Monday, 5 April 2010

Yee Sang

I found out that Yee Sang is only popular in Malaysia and Singapore and parts of South east Asia, used to be eaten on the 7th day of Chinese New Year but now commonly eaten as the popular appetizer course in the standard meal course for any CNY dinner.
The fun of eating Yee Sang is the communal tossing of the salads with chopsticks. The action of tossing is known as Lo Hei which symbolizes increasing prosperity, abundance and vigor. This is why this dish is very popular among businessmen.
The Yee Sang comes in facinating colours. It is serve in a large flat platter with vegetables arranged around a small serving of raw fish in the middle.
  • 100g white raddish, shredded
  • 100g of carrot, shredded
  • 100g mango, shredded
  • 100g of raw papaya, shredded
  • 100g purple cabbage, shredded and boiled to soft
  • a bunch of coriander leaves
  • 5 kaffir lime leaves, finely shredded
  • 30g pickled ginger. (can get them in bottle in oriental supermarket)
  • 50g spring onion, shredded
  • 80g pink grapefruits or pamelo
  • 50g toasted sesame seeds
  • 80g roasted peanuts, pounded
  • 10 sheets of wan tan skin, cut into bite pieces ans deep dry until golden brown


  • 20-30 thin slices of raw salmon/jelly fish/abalone
  • 1tbsp lime juice


  • 300g plum sauce
  • 1 tbsp apricot
  • 3 tbsp lime juice
  • 3 tbsp honey
  • 1 tsp sesame oil
  • 1/2 tsp salt or to taste

10g of five spice powder, put into a red packet


Combine all the sauce ingredients into a small saucepan. Bring to a low simmering boil. Leave a side to cool completely before use.

Arrange all the shredded vegetables attractively on a big, round serving platter. Put the raw fish in the centre.

To serve, pour the sauce over the yee sang and sprinkle with the five spice powder. Add the sesame seeds and the pounded peanuts.

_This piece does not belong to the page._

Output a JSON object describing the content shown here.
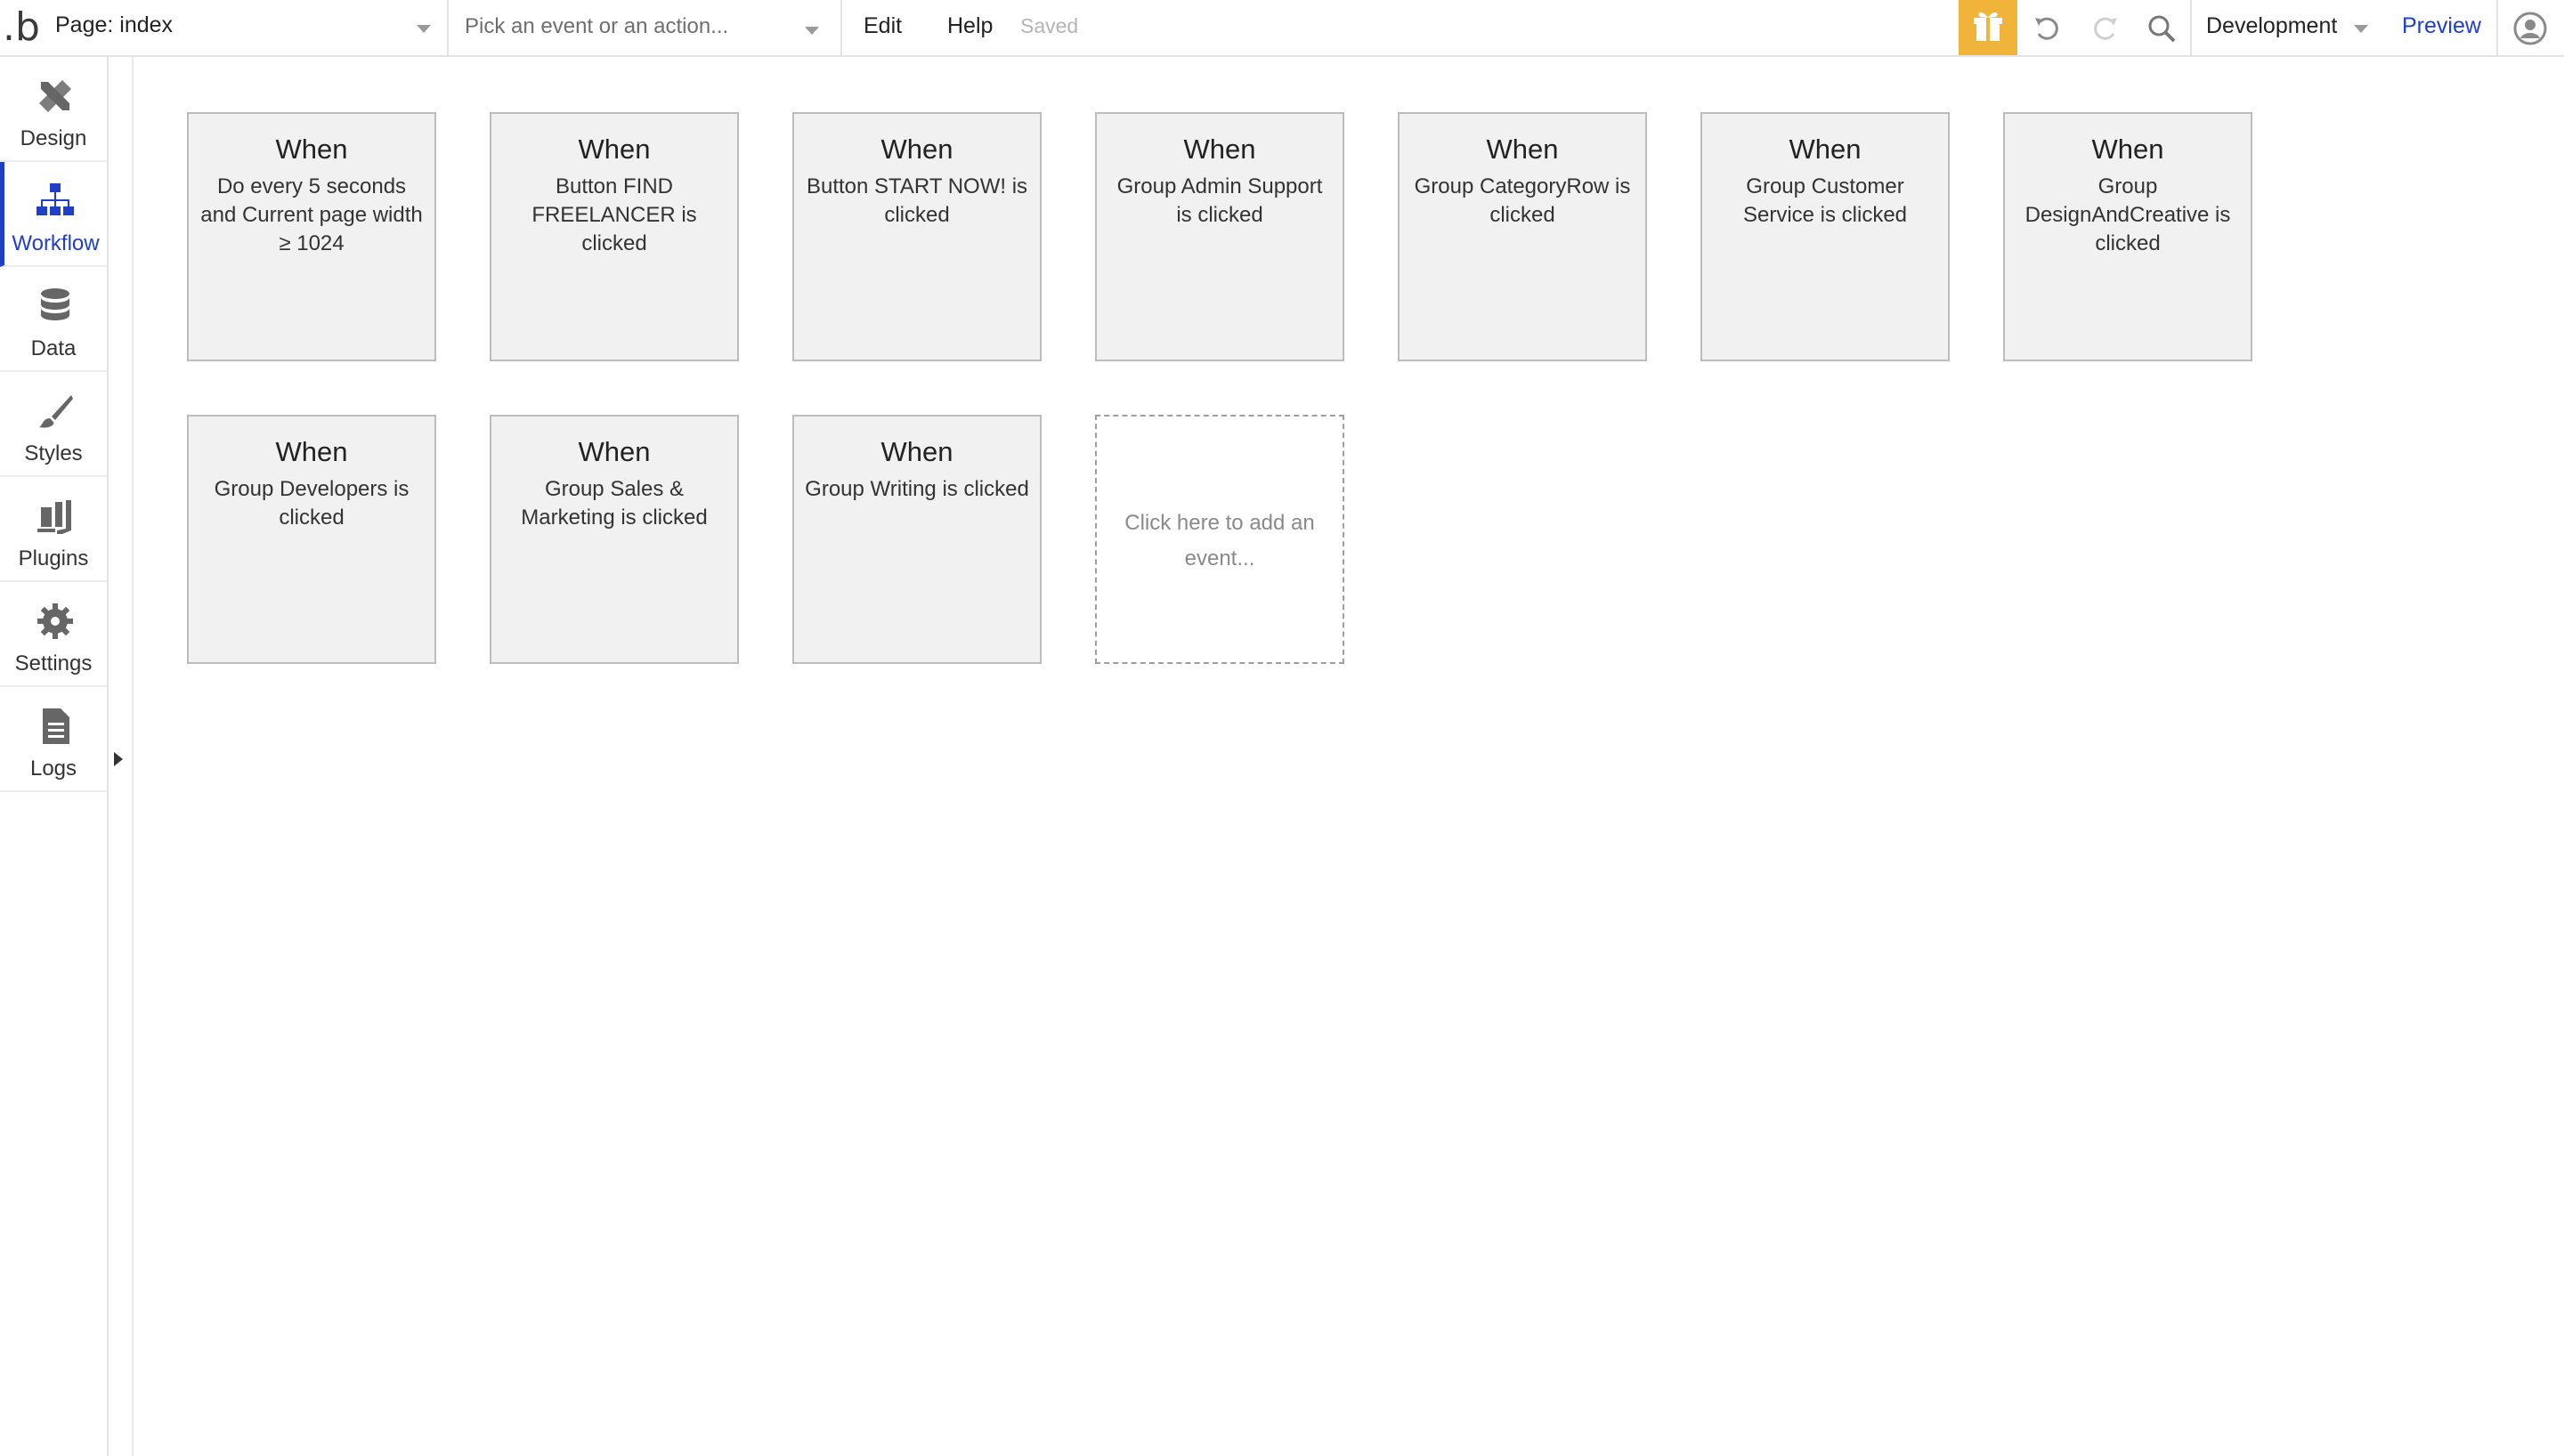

Kuih Rose/Kuih Loyang

  • 200ml tin coconut milk and add 175ml water
  • 100g castor sugar
  • 1 egg, beaten lightly
  • oil for deep frying


  • 125g rice flour
  • 125g plain flour


You need the kuih rose brass mould as show above picture.

Combine sugar and coconut milk. Use a handheld wire whisk to mix both ingredients until sugar has disolved. Add in the egg and whisk until well blended. Stir in sifted flours and mix to form a smooth batter. Strain the mixture through a wire mesh sieve to prevent any lumps. If the batter is thick, just add a little more water until the consistency is just right.

Heat oil in a wok. Put in the brass mould to heat up. When it becomes hot enough, remove the mould and dip into the batter. Make sure that the sides are coated with batter.

Return the mould to the hot oil and deep-fry the batter till its turn golden brown and crispy. Shake a little to remove the pastry from the mould. Remove the kuih rose from the oil , then drain and leave to cool on absorbent kitchen paper. Store in airtight container.

Kuih Lapis (Layer Cake)

  • 160g rice flour
  • 20g lek tau hoon (green beans flour)
  • 150ml water

For the syrup

  • 150g castor sugar
  • 300ml water
  • 2-3 daun pandan (screwpine leaves), knotted
  • 250ml coconut milk
  • 1/4 tsp salt
  • a few drops red colouring


Combine sugar, screwpine leaves and water in a saucepan. Bring to a boil to dissolve the sugar. Strain and set aside to cool.

Put rice flour and green bean flour into a large mixing bowl. Pour in water gradually and leave aside to soak for 45 minutes. Add coconut milk and salt to the rice flour mixture and mix well. Stir in syrup. Strain the batter to ensure it is free from lumps.

Divide the batter into two. Leave half a portions white and add the red colouring to the other half.

Places a greased 20cm tray in the steamer and heat up for 5 minutes. Pour half cup of the white batter on to the heated tray. Cover and steam over medium heat for 5 minutes or until set.

Pour half cup of the pink batter over the white layer and steam covered for 5 minutes or until set. Repeat the procedure, alternating white and pink batter until all the batter is used up.

To the very last layer, add a little more red colour to make it a deeper shade of pink.

After the final layer is set, steam the kuih for a further 15 minutes. Halfway through open the lid to release the stem, then cover again until the end of the steaming process.

Cool the kuih throughly before cutting into small diamond-shaped pieces.